* **Problem to work on**
Reproduce the records below exactly as given.

□ □ □ □ □

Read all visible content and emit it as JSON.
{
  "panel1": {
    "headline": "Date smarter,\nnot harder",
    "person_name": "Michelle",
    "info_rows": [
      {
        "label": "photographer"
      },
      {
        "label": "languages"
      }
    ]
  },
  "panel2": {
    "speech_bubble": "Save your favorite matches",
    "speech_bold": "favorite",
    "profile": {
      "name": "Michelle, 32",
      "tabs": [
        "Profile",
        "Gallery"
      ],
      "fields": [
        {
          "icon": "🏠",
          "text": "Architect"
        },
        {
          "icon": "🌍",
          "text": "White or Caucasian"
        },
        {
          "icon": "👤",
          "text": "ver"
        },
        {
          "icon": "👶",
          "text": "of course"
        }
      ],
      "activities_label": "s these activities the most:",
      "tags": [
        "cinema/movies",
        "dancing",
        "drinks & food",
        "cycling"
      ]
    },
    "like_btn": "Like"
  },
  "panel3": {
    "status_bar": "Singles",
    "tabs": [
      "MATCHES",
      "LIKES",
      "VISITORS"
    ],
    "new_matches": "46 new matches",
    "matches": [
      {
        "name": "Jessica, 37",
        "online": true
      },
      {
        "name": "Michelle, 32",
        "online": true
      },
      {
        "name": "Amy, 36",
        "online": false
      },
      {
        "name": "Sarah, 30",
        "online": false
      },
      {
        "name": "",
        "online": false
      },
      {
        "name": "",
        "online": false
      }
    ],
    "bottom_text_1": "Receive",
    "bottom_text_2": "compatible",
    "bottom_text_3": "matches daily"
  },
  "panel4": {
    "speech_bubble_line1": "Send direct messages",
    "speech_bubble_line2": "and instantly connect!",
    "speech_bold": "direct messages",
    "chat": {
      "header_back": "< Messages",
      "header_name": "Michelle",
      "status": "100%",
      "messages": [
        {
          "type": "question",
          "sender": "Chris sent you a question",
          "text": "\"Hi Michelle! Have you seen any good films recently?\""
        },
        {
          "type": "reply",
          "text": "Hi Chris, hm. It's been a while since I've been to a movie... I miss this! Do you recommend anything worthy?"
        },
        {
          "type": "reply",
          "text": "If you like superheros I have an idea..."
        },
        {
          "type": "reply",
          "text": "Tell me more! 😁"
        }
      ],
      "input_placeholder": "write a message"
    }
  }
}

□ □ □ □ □

* **Your response**
Read all visible content and emit it as JSON.
{
  "panel1": {
    "headline": "Date smarter,\nnot harder",
    "person_name": "Michelle",
    "info_rows": [
      {
        "label": "photographer"
      },
      {
        "label": "languages"
      }
    ]
  },
  "panel2": {
    "speech_bubble": "Save your favorite matches",
    "speech_bold": "favorite",
    "profile": {
      "name": "Michelle, 32",
      "tabs": [
        "Profile",
        "Gallery"
      ],
      "fields": [
        {
          "icon": "🏠",
          "text": "Architect"
        },
        {
          "icon": "🌍",
          "text": "White or Caucasian"
        },
        {
          "icon": "👤",
          "text": "ver"
        },
        {
          "icon": "👶",
          "text": "of course"
        }
      ],
      "activities_label": "s these activities the most:",
      "tags": [
        "cinema/movies",
        "dancing",
        "drinks & food",
        "cycling"
      ]
    },
    "like_btn": "Like"
  },
  "panel3": {
    "status_bar": "Singles",
    "tabs": [
      "MATCHES",
      "LIKES",
      "VISITORS"
    ],
    "new_matches": "46 new matches",
    "matches": [
      {
        "name": "Jessica, 37",
        "online": true
      },
      {
        "name": "Michelle, 32",
        "online": true
      },
      {
        "name": "Amy, 36",
        "online": false
      },
      {
        "name": "Sarah, 30",
        "online": false
      },
      {
        "name": "",
        "online": false
      },
      {
        "name": "",
        "online": false
      }
    ],
    "bottom_text_1": "Receive",
    "bottom_text_2": "compatible",
    "bottom_text_3": "matches daily"
  },
  "panel4": {
    "speech_bubble_line1": "Send direct messages",
    "speech_bubble_line2": "and instantly connect!",
    "speech_bold": "direct messages",
    "chat": {
      "header_back": "< Messages",
      "header_name": "Michelle",
      "status": "100%",
      "messages": [
        {
          "type": "question",
          "sender": "Chris sent you a question",
          "text": "\"Hi Michelle! Have you seen any good films recently?\""
        },
        {
          "type": "reply",
          "text": "Hi Chris, hm. It's been a while since I've been to a movie... I miss this! Do you recommend anything worthy?"
        },
        {
          "type": "reply",
          "text": "If you like superheros I have an idea..."
        },
        {
          "type": "reply",
          "text": "Tell me more! 😁"
        }
      ],
      "input_placeholder": "write a message"
    }
  }
}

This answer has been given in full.